--- WORK ITEM ---
Scan the entries below and return each line that contains "Paylaşım".

--- DATA FOR REVIEW ---
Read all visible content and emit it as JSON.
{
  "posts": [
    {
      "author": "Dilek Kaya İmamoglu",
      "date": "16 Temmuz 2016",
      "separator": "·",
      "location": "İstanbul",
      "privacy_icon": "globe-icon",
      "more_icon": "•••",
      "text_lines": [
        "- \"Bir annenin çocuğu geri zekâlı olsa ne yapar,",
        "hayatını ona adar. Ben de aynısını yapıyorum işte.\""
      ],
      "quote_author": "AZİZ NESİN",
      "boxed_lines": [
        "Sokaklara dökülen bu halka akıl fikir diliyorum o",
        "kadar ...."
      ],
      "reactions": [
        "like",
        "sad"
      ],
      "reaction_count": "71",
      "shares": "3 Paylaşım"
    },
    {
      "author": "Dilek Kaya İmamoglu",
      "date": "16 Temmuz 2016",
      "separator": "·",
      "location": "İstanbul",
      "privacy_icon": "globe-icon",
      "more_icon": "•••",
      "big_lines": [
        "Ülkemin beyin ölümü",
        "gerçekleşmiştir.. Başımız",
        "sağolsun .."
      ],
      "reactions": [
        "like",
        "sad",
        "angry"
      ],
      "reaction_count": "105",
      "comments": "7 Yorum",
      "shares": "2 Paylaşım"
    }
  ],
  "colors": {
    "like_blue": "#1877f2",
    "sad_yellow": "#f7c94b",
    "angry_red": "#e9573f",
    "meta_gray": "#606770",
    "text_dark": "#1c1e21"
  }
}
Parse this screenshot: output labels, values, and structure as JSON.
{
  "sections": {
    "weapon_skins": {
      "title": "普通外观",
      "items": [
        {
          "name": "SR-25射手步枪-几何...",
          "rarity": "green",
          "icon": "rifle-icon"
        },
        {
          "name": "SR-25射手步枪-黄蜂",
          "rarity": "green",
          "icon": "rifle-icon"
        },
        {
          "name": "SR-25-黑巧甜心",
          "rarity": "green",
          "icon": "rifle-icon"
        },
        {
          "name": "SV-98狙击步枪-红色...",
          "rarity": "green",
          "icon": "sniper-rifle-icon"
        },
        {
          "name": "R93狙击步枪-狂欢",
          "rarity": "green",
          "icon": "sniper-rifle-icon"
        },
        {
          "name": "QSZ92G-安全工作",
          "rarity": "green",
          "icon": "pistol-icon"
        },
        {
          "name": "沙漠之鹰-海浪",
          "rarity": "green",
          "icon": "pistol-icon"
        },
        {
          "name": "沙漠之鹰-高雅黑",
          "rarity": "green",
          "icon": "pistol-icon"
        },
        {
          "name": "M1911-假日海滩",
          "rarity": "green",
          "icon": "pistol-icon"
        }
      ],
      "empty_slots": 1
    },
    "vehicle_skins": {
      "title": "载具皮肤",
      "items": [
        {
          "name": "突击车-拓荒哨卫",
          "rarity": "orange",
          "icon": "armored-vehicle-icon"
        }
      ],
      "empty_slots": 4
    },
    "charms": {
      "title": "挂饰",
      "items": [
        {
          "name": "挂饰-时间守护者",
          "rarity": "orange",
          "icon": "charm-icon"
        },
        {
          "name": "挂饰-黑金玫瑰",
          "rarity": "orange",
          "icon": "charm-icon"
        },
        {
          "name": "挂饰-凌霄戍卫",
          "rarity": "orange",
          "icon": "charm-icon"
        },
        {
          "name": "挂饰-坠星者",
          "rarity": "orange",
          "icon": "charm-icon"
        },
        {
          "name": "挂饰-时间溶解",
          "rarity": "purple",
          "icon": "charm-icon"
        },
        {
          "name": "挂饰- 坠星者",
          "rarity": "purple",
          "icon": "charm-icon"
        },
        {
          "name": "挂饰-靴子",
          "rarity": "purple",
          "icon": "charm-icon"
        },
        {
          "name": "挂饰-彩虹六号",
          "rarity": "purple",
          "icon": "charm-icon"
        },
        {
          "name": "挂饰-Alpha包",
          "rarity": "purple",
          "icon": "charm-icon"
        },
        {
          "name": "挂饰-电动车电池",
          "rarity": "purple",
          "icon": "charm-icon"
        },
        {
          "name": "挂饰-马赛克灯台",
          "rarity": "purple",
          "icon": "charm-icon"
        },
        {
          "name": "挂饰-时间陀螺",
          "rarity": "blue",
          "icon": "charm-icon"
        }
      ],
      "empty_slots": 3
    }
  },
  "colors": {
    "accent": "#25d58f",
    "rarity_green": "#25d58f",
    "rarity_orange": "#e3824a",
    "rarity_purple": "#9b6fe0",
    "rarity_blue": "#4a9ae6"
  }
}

--- WRITTEN SOLUTION ---
      "shares": "3 Paylaşım"
      "shares": "2 Paylaşım"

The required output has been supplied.